The average Scot owes their parents £3,079, according to Bank of Scotland’s latest How Scotland Lives research, with a fifth of loans to children totalling more than £10,000.

Almost half of borrowers feel guilty about borrowing money from family members.

Despite this, almost a tenth never expect to pay their family member back. Meanwhile, the majority of people ­lending money to family members were positive about doing so and indicated they were happy to help out. However, more than a fifth said that they do not ever expect to be paid back.

Those in the Highlands and Islands said they felt most guilty about borrowing cash, with 53 per cent admitting remorse, while less than a ­quarter of Dundonians said they felt bad about taking money from parents temporarily.

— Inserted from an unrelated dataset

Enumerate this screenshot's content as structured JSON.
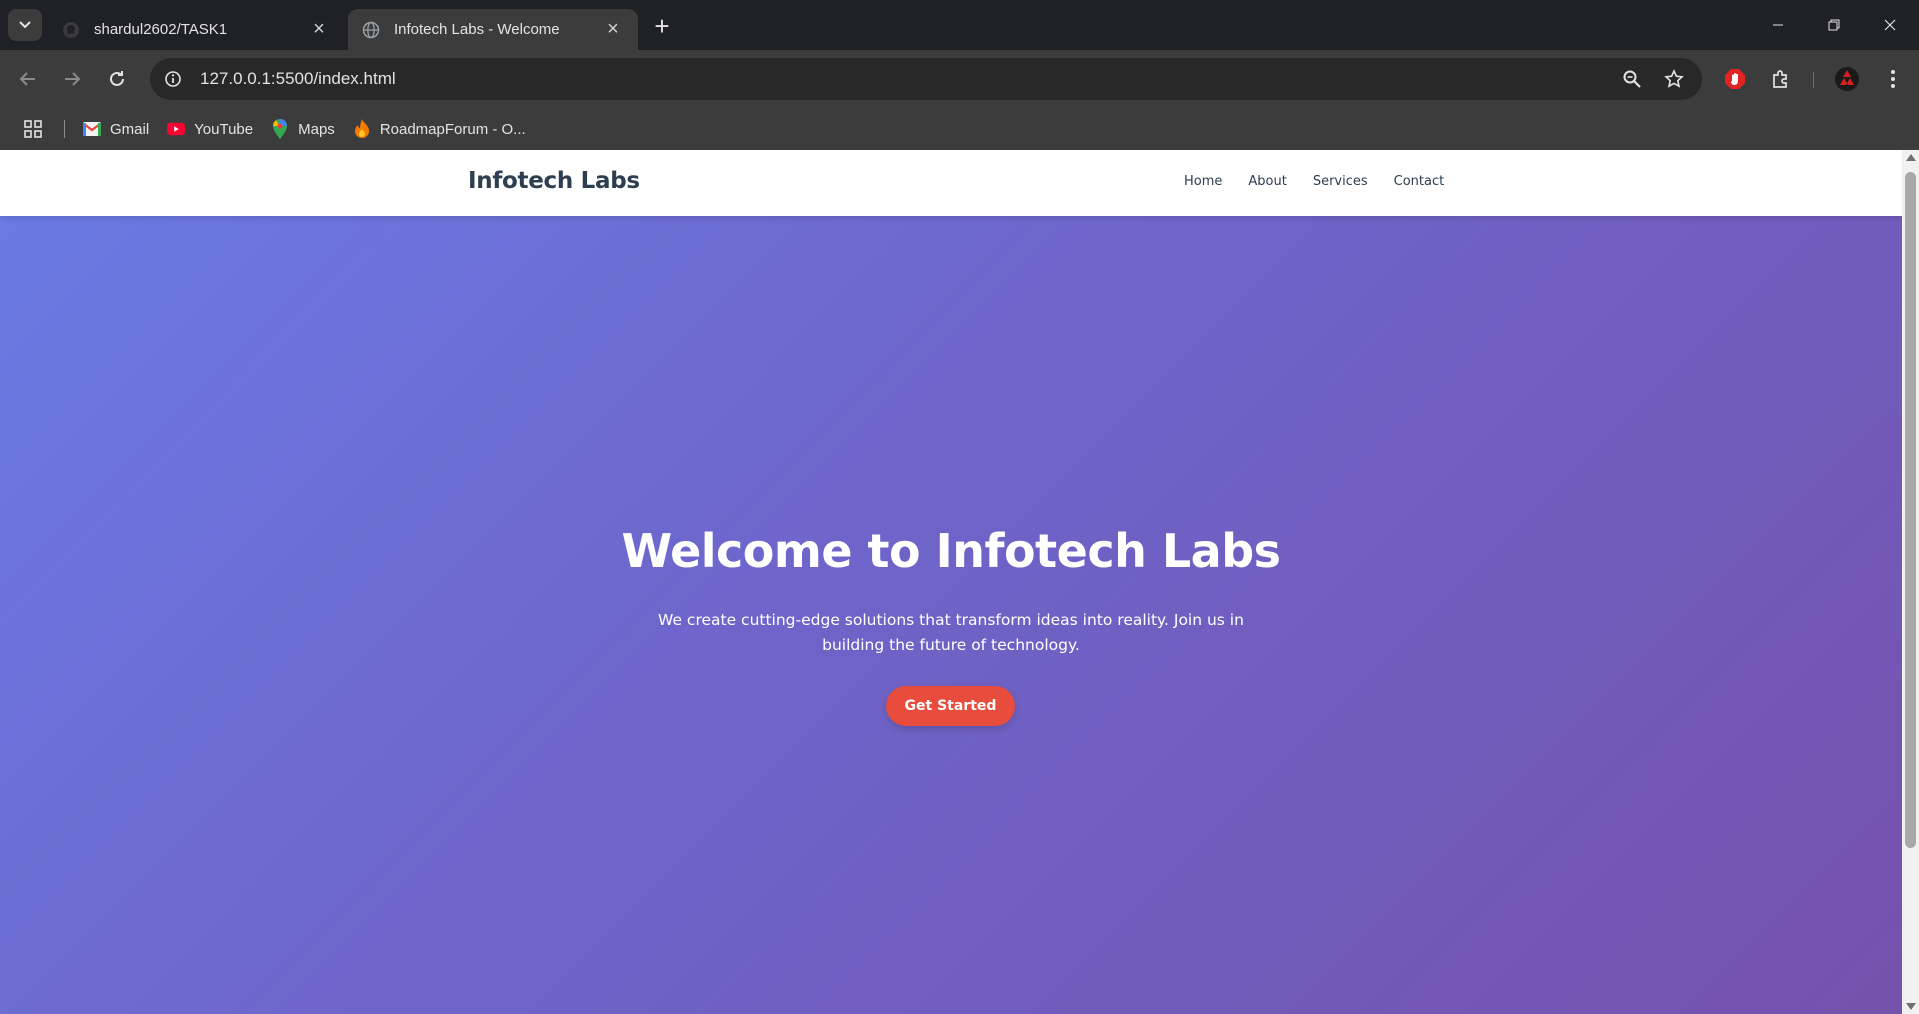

Nearly two fifths of Fifers never expect to get their money back, while ­Aberdonians are the most annoyed at having to loan money to family members, with 24 per cent saying this has had an impact on their own life.

Fifers were the least annoyed, with just three per cent saying their children’s borrowing bothered them.

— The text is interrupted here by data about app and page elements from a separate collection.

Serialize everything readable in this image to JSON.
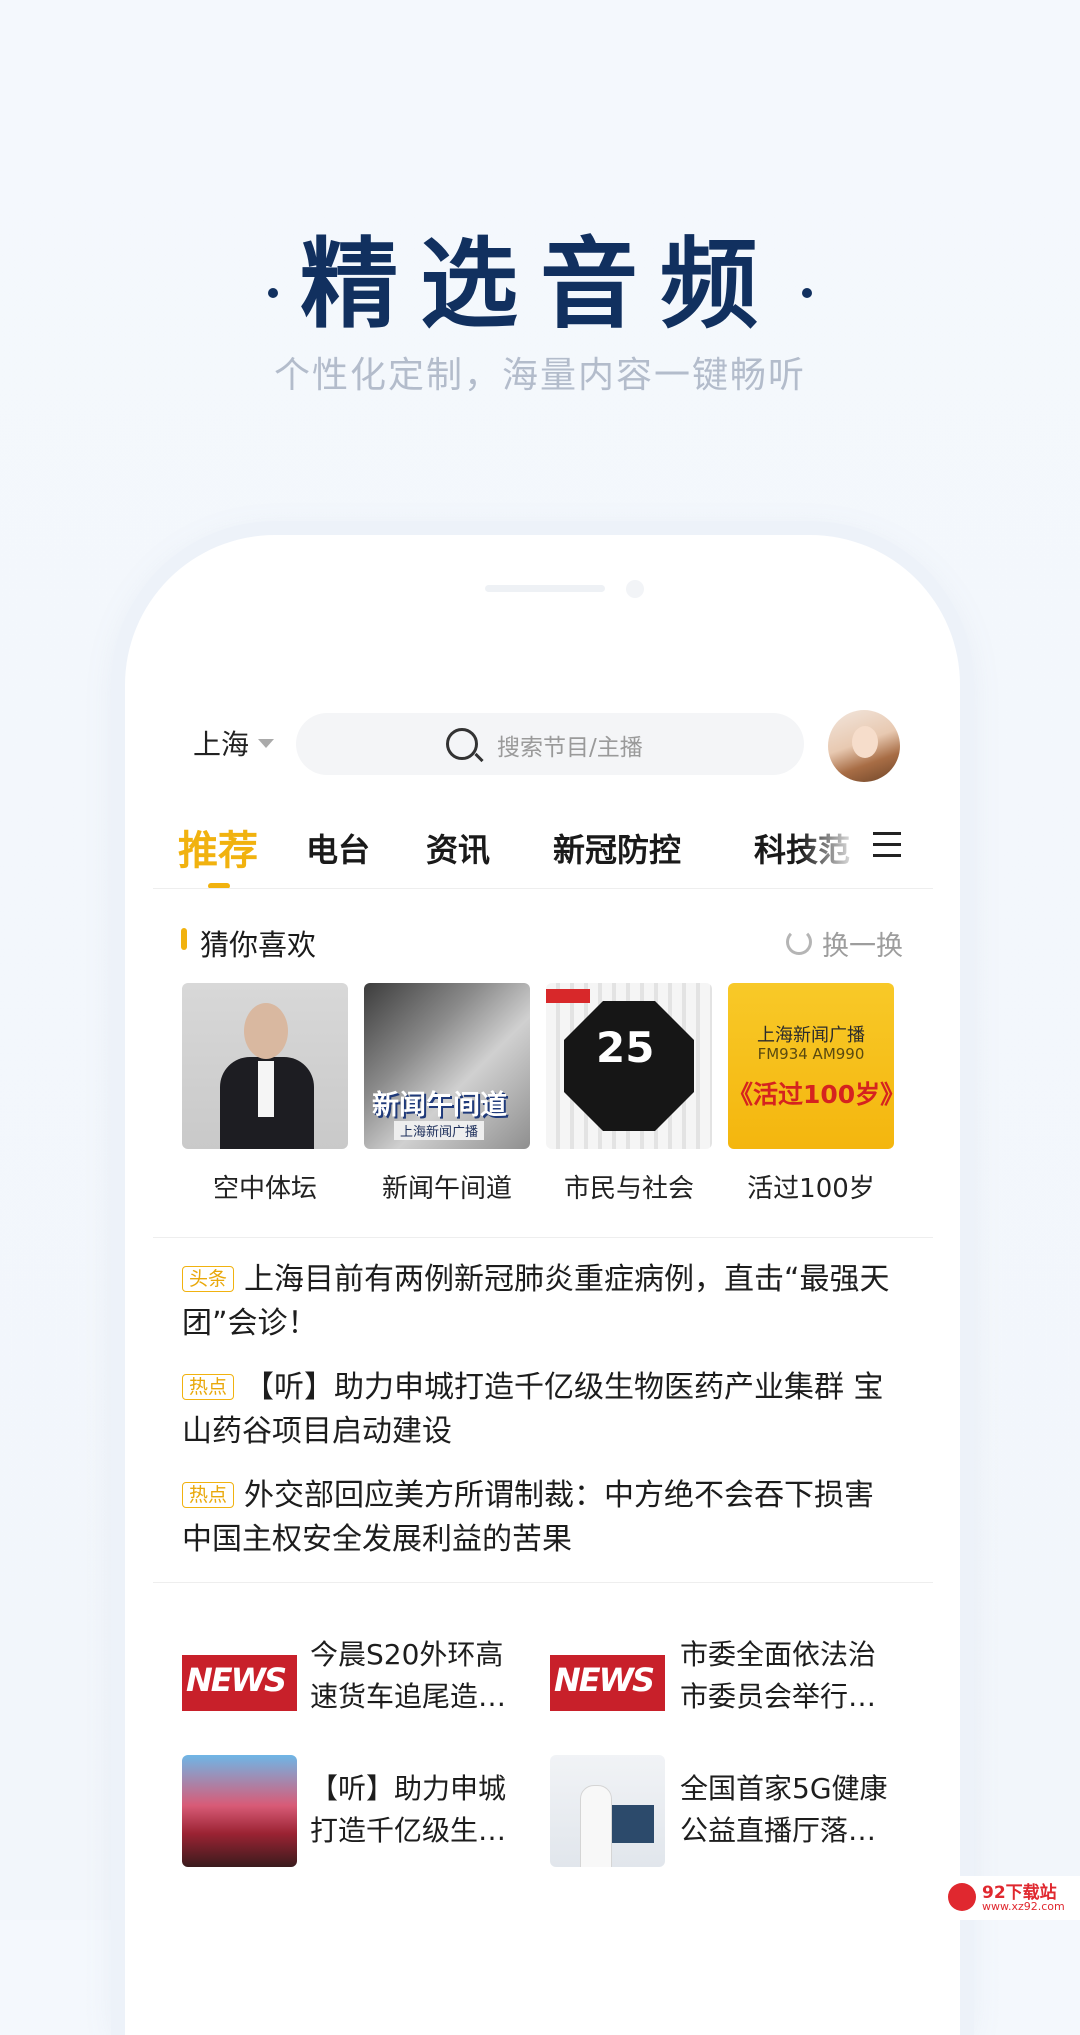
{
  "hero": {
    "title": "精选音频",
    "subtitle": "个性化定制，海量内容一键畅听"
  },
  "header": {
    "city": "上海",
    "search_placeholder": "搜索节目/主播"
  },
  "tabs": [
    {
      "label": "推荐"
    },
    {
      "label": "电台"
    },
    {
      "label": "资讯"
    },
    {
      "label": "新冠防控"
    },
    {
      "label": "科技范"
    }
  ],
  "recommend": {
    "title": "猜你喜欢",
    "refresh_label": "换一换",
    "items": [
      {
        "caption": "空中体坛"
      },
      {
        "caption": "新闻午间道",
        "art_title": "新闻午间道",
        "art_sub": "上海新闻广播"
      },
      {
        "caption": "市民与社会",
        "art_num": "25"
      },
      {
        "caption": "活过100岁",
        "art_line1": "上海新闻广播",
        "art_line2": "FM934 AM990",
        "art_line3": "《活过100岁》"
      }
    ]
  },
  "headlines": [
    {
      "badge": "头条",
      "text": "上海目前有两例新冠肺炎重症病例，直击“最强天团”会诊！"
    },
    {
      "badge": "热点",
      "text": "【听】助力申城打造千亿级生物医药产业集群 宝山药谷项目启动建设"
    },
    {
      "badge": "热点",
      "text": "外交部回应美方所谓制裁：中方绝不会吞下损害中国主权安全发展利益的苦果"
    }
  ],
  "feed": [
    {
      "title_line1": "今晨S20外环高",
      "title_line2": "速货车追尾造…",
      "thumb_text": "NEWS"
    },
    {
      "title_line1": "市委全面依法治",
      "title_line2": "市委员会举行…",
      "thumb_text": "NEWS"
    },
    {
      "title_line1": "【听】助力申城",
      "title_line2": "打造千亿级生…"
    },
    {
      "title_line1": "全国首家5G健康",
      "title_line2": "公益直播厅落…"
    }
  ],
  "watermark": {
    "name": "92下载站",
    "url": "www.xz92.com"
  },
  "colors": {
    "accent": "#f1b20f",
    "title": "#11305f",
    "badge": "#e9a80a"
  }
}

Despite this, high levels of family debt do not seem to have had a significant impact on family ties with only eight per cent, Scotland-wide, ­saying it has caused tension.

The majority of loans go to help children buy their own home, while more than a quarter of parents said they were concerned about their kids’ ability to buy a property.

Nicola Noble, Bank of Scotland mortgage director, said, “It’s great to see Scottish families being in a position to help each other out financially, especially for major life events like buying a new home.

“It’s also not surprising that baby boomers are playing such a major part in this.

“This generation is the wealthiest of all the generations and with last year’s pension freedoms giving them even greater access to ­pension savings, they are very well placed to help their family out in times of need.”